*THE TASK*. Everything in the listing must be repeated word for word.

*** Opening of SUPPLIED RECORDS ***

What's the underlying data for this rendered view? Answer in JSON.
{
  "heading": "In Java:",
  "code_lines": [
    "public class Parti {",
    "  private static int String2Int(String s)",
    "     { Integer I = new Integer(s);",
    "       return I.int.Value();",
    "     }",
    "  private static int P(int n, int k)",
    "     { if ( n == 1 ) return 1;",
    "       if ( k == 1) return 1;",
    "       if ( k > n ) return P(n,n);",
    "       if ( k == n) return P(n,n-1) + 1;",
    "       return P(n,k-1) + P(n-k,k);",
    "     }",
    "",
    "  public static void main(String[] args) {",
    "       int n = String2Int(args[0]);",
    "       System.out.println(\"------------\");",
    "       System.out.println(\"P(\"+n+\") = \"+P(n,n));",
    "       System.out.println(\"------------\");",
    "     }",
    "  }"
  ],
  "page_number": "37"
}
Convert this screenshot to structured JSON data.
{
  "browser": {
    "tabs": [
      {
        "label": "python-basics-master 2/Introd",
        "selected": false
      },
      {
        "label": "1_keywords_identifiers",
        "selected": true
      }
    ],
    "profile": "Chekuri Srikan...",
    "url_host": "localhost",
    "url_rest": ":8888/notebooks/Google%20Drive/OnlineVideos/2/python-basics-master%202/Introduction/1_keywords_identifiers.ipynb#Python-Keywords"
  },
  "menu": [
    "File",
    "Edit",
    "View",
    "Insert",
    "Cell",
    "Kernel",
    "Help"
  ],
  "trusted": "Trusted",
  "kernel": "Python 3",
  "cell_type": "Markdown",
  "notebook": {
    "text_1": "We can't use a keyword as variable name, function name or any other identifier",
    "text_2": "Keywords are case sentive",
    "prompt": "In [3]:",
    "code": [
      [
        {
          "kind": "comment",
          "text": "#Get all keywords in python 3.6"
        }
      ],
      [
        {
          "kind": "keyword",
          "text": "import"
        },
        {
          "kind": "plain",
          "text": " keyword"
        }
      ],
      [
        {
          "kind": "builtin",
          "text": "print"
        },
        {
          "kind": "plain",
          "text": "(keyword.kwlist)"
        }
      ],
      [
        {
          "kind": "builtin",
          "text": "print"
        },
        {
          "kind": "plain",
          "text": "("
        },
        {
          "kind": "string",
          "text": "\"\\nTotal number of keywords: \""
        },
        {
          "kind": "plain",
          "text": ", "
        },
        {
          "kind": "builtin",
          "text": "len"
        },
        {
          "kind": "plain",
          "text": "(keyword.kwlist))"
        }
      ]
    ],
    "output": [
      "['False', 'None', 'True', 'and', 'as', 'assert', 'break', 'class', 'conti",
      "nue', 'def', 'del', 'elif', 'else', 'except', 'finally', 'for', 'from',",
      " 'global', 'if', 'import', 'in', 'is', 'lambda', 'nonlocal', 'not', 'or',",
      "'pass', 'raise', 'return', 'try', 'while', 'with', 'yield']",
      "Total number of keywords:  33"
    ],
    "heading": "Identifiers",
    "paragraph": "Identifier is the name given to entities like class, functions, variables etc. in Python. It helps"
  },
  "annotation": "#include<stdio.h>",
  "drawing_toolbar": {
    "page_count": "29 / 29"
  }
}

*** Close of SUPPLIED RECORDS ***

*THE COMPLETED TASK*.
What's the underlying data for this rendered view? Answer in JSON.
{
  "heading": "In Java:",
  "code_lines": [
    "public class Parti {",
    "  private static int String2Int(String s)",
    "     { Integer I = new Integer(s);",
    "       return I.int.Value();",
    "     }",
    "  private static int P(int n, int k)",
    "     { if ( n == 1 ) return 1;",
    "       if ( k == 1) return 1;",
    "       if ( k > n ) return P(n,n);",
    "       if ( k == n) return P(n,n-1) + 1;",
    "       return P(n,k-1) + P(n-k,k);",
    "     }",
    "",
    "  public static void main(String[] args) {",
    "       int n = String2Int(args[0]);",
    "       System.out.println(\"------------\");",
    "       System.out.println(\"P(\"+n+\") = \"+P(n,n));",
    "       System.out.println(\"------------\");",
    "     }",
    "  }"
  ],
  "page_number": "37"
}
Convert this screenshot to structured JSON data.
{
  "browser": {
    "tabs": [
      {
        "label": "python-basics-master 2/Introd",
        "selected": false
      },
      {
        "label": "1_keywords_identifiers",
        "selected": true
      }
    ],
    "profile": "Chekuri Srikan...",
    "url_host": "localhost",
    "url_rest": ":8888/notebooks/Google%20Drive/OnlineVideos/2/python-basics-master%202/Introduction/1_keywords_identifiers.ipynb#Python-Keywords"
  },
  "menu": [
    "File",
    "Edit",
    "View",
    "Insert",
    "Cell",
    "Kernel",
    "Help"
  ],
  "trusted": "Trusted",
  "kernel": "Python 3",
  "cell_type": "Markdown",
  "notebook": {
    "text_1": "We can't use a keyword as variable name, function name or any other identifier",
    "text_2": "Keywords are case sentive",
    "prompt": "In [3]:",
    "code": [
      [
        {
          "kind": "comment",
          "text": "#Get all keywords in python 3.6"
        }
      ],
      [
        {
          "kind": "keyword",
          "text": "import"
        },
        {
          "kind": "plain",
          "text": " keyword"
        }
      ],
      [
        {
          "kind": "builtin",
          "text": "print"
        },
        {
          "kind": "plain",
          "text": "(keyword.kwlist)"
        }
      ],
      [
        {
          "kind": "builtin",
          "text": "print"
        },
        {
          "kind": "plain",
          "text": "("
        },
        {
          "kind": "string",
          "text": "\"\\nTotal number of keywords: \""
        },
        {
          "kind": "plain",
          "text": ", "
        },
        {
          "kind": "builtin",
          "text": "len"
        },
        {
          "kind": "plain",
          "text": "(keyword.kwlist))"
        }
      ]
    ],
    "output": [
      "['False', 'None', 'True', 'and', 'as', 'assert', 'break', 'class', 'conti",
      "nue', 'def', 'del', 'elif', 'else', 'except', 'finally', 'for', 'from',",
      " 'global', 'if', 'import', 'in', 'is', 'lambda', 'nonlocal', 'not', 'or',",
      "'pass', 'raise', 'return', 'try', 'while', 'with', 'yield']",
      "Total number of keywords:  33"
    ],
    "heading": "Identifiers",
    "paragraph": "Identifier is the name given to entities like class, functions, variables etc. in Python. It helps"
  },
  "annotation": "#include<stdio.h>",
  "drawing_toolbar": {
    "page_count": "29 / 29"
  }
}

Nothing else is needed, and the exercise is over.